I had a few ideas rolling around in my head as I sat down to write today. As a normal part of the process, I reviewed other pieces on this site before digging in. Personal bias aside, my colleagues are doing some fine work this election season – following stories and holding politicians and members of the media accountable for their words and actions. Conversely, a sad majority of mainstream journalists and their employers have completely abdicated public responsibility. As Greg Sargent of The Washington Post tweeted last week after Trump’s self-serving birther “press conference,” “Donald Trump once again urinates on the cable nets, and once again they hold out cups to catch the precious fluids.”
Sargent is right to single out the MSNBCs (yes, even you Rachel Maddow), CNNs and Fox News’ of the world for special shame. As often as pundits wonder aloud if the Republican Party will be able to resume normal operations after November 8, the same question must be posed with regard to the 24-hour news networks. The Trump Team has been golden showering all over them, beginning with the mid-June 2015 announcement of the candidate’s presidential run. Riding the escalator at Trump Tower in New York City, waving to the crowd with pulchritudinous wife Melania by his side, The Donald’s anti-Yes We Can remarks concluded, “Sadly the American dream is dead…But if I get elected president I will bring it back bigger and better and stronger than ever before.”
Lies, fear mongering and discreditable boasting right out of the gate. And the media let him get away with it, treating Trump as the serious candidate he never was because man, the story was just too good. He’d never actually secure the Republican nomination, right? There would be plenty of time to course correct and cover the campaign with the gravitas that deciding upon the next Leader of the Free World deserves.
Except that never happened. And mainstream “journalism” has showed itself to be more than a recorder of events over the last 14 months. The industry has flat-out enabled, and in many cases, encouraged, a permanent blight on our political history.
Last night I watched President Obama’s recent address to the Congressional Black Caucus, his final as POTUS. Almost always an electrifying speaker, I was struck by the passion with which he pleaded with African-American voters, and the country at large, to get out the vote. He said:
“Hope is on the ballot and fear is on the ballot too…I will consider it a personal insult — an insult to my legacy — if this community lets down its guard and fails to activate itself in this election. You want to give me a good sendoff? Go vote.”
I’ve been as hard as anyone on President Obama, especially during his first-term. I wanted the public option.

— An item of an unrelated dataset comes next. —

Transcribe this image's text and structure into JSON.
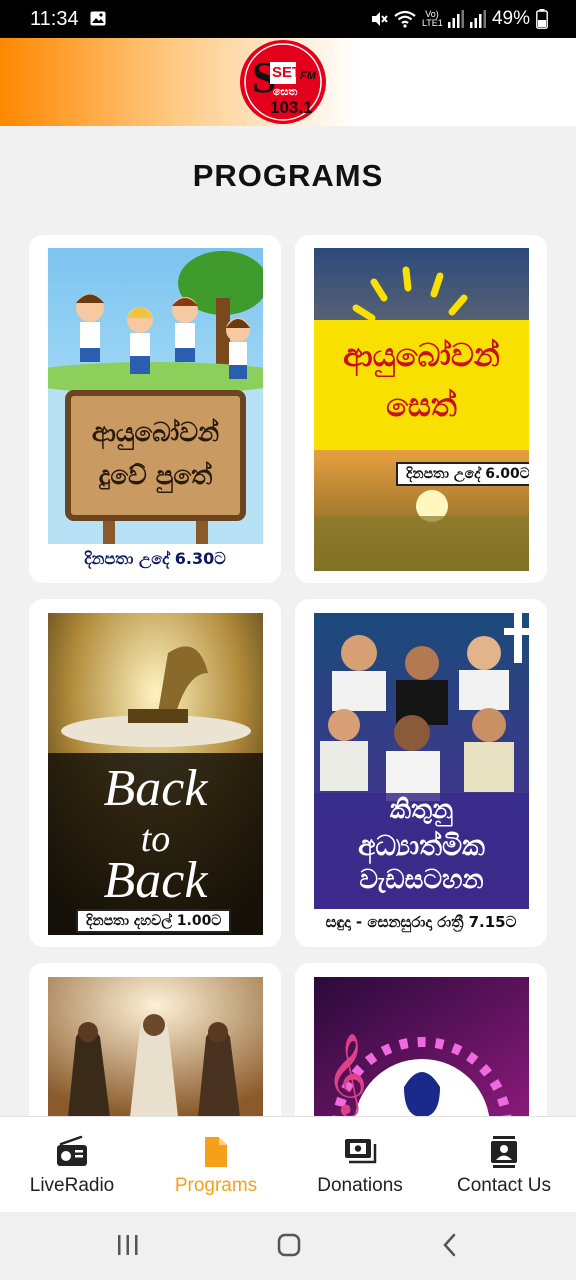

I was angry at Obama’s repeated overtures to the Republican House, routinely met with disrespect, followed by concessions that were directly opposed to the interest of the nation (for example, extension of the Bush-era tax cuts). Why couldn’t he see that compromise is dead on Capitol Hill?
Second-term Obama has been a somewhat different animal, empowered by his lift of the economy – job growth, the first real rise in take-home wages in decades, the health of the stock market, a huge dip in the deficit with subsequent decline in health care spending. All to the good. And eventually, he gave up on bi-partisan cooperation as unattainable fantasy. He’s been hammered as a Muslim, Kenyan-born socialist, a fascist and “the worst thing that’s ever happened to Israel.” Somehow all the opposition, all of challenges, have only made him a stronger, more affable leader.
For all the criticism of Hillary Clinton in positioning her run for the White House as the third term of Obama, the temptation is completely understandable. The cable news cycle is famous for its short memory and attention span, but Obama has performed a turnaround of an economy that was, even for the most optimistic, inconceivable when he took the oath of office in January 2009. The President is more than simply loyal to his party mate and former Secretary of State. He’s a patriot who sincerely fears the overturn of our mutual progress by a sub-human who preaches hate, intolerance and bald-faced lies.
We the people deserve to hear more development of this narrative from the media, the alleged watchdogs and protectors of the public interest. Instead we have been – and continue to be – cheated by a profession that has become so many televised ambulance chasers. Donald Trump says and does things on a daily basis that are disqualifying for the nation’s highest office, including the most recent and beyond the pale birther history revisionism. Yet on a national level, the race between Clinton and Trump is almost too close to call.
If you believe the tightness of a contest that should be a complete Clinton triumph has nothing to do with the media’s lopsided coverage and normalization of a candidate that would have made George McGovern seem positively mainstream, you’re dangerously wrong. This guy should have been pansted by mainstream journalism long ago. But the story was just too good….